Businesses with less than $250,000 in revenue a year will have the choice to forgo the standard rate of 2.75 percent per credit-card swipe and instead pay $275 a month with no fees, Dorsey said. Square lets retailers accept payments through a device that plugs into a phone or tablet.
Dorsey is aiming to give customers a reason to choose Square over PayPal Here, a mobile card reader from the eBay Inc. unit that also plugs into the headphone jack of a smartphone yet charges less, 2.7 percent per transaction. The companies give away the devices, which both accept the four major types of credit cards, and generate revenue by collecting swipe fees.

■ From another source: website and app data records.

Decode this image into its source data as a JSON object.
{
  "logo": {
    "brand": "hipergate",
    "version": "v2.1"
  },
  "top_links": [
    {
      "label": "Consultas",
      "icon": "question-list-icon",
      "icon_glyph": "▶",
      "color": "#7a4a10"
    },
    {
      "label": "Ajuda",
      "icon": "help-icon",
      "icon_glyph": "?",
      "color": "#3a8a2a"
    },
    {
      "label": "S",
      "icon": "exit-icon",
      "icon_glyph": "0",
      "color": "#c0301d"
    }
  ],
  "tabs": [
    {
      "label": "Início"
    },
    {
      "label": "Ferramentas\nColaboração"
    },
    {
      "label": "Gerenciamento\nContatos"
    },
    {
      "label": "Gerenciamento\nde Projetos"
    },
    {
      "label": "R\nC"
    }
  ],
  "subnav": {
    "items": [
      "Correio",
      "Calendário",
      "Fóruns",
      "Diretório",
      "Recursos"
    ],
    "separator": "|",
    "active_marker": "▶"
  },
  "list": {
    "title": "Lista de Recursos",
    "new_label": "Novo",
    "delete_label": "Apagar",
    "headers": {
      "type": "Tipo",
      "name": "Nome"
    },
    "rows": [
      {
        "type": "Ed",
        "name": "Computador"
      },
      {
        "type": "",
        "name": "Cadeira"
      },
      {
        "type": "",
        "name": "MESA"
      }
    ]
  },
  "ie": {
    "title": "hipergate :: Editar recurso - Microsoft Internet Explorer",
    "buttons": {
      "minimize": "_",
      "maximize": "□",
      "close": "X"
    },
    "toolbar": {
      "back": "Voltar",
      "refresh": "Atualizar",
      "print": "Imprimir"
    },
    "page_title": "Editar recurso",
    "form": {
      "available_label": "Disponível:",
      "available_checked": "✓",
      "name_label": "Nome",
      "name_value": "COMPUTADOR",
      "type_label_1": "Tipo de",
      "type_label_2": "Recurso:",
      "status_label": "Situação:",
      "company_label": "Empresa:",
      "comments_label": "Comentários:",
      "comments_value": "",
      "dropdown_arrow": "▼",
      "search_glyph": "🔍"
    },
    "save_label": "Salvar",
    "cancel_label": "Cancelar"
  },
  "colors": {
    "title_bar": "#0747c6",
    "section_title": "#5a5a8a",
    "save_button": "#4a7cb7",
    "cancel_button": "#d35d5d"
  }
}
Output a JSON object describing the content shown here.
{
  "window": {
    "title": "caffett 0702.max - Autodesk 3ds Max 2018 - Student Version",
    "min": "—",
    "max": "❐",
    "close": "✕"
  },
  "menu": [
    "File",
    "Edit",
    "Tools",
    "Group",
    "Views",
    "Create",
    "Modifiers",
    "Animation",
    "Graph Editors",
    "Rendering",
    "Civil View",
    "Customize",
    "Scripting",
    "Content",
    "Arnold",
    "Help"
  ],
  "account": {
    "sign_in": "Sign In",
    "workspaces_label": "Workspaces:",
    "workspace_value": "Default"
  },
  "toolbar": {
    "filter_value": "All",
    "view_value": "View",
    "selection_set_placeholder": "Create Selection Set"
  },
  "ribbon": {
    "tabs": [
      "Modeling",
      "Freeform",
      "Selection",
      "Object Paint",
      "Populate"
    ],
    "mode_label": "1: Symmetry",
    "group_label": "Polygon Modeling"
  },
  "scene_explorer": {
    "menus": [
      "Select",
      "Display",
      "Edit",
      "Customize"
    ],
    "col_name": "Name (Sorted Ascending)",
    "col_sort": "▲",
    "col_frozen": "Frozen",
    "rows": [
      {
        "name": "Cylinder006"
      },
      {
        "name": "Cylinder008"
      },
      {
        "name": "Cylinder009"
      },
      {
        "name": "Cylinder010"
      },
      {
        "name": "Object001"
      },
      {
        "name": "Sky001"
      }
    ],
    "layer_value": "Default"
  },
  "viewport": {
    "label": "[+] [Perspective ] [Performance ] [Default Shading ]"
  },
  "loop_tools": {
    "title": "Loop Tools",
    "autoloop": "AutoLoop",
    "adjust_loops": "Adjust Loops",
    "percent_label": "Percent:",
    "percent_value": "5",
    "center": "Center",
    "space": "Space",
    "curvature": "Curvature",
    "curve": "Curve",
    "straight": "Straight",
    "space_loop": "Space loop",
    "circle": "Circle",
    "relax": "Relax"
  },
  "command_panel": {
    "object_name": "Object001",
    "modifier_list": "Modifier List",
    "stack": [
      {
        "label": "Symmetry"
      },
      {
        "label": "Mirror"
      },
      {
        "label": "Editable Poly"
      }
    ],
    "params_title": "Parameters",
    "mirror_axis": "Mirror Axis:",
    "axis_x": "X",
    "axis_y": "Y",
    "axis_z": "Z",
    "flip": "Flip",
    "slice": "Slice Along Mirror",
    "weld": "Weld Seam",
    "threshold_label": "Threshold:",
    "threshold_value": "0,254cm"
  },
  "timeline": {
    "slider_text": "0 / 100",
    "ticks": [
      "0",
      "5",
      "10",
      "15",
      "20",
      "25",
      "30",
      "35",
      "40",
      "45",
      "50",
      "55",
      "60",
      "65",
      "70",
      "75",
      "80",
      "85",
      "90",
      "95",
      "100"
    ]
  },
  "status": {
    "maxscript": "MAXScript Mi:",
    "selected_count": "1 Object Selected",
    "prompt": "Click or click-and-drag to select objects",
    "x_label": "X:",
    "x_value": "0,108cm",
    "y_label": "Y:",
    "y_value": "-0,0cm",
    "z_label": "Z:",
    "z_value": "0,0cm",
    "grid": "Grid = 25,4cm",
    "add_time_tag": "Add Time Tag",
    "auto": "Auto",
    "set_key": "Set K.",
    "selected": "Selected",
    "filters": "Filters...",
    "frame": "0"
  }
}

"Sixty-two years ago was the first time a merchant was charged a percentage on a transaction," said Dorsey, CEO of Square and a co-founder of Twitter Inc. "The industry really hasn't reconsidered the pricing."
Square is processing $6 billion in transactions on an annualized basis. PayPal expects mobile-payment volume to reach $10 billion in 2012. PayPal hasn't said whether its product that competes with Square, which was released in March, will contribute to the total volume of mobile transactions.
Square's flat monthly rate will give sellers another way to predict costs and budget accordingly, Dorsey said.
Merchants usually "can't predict what they're going to pay to accept these payments," he said. "If you put a normal credit card down, they may pay a really low rate. If you put a card down with rewards, it might go up to as much as 5 percent. What that means for a small business is they don't understand how much money they can use to spend on inventory."
The $275 monthly rate is equivalent to a 1.3 percent fee for the first $250,000 a business reaches in revenue, Square said.
The checkout-anywhere devices are helping Square and PayPal stand out in the market for mobile payments, which may top $170 billion in transactions by 2015, up from $60 billion last year, according to Juniper Research. Both gadgets accept cards from Visa Inc., MasterCard Inc., Discover Financial Services and American Express Co.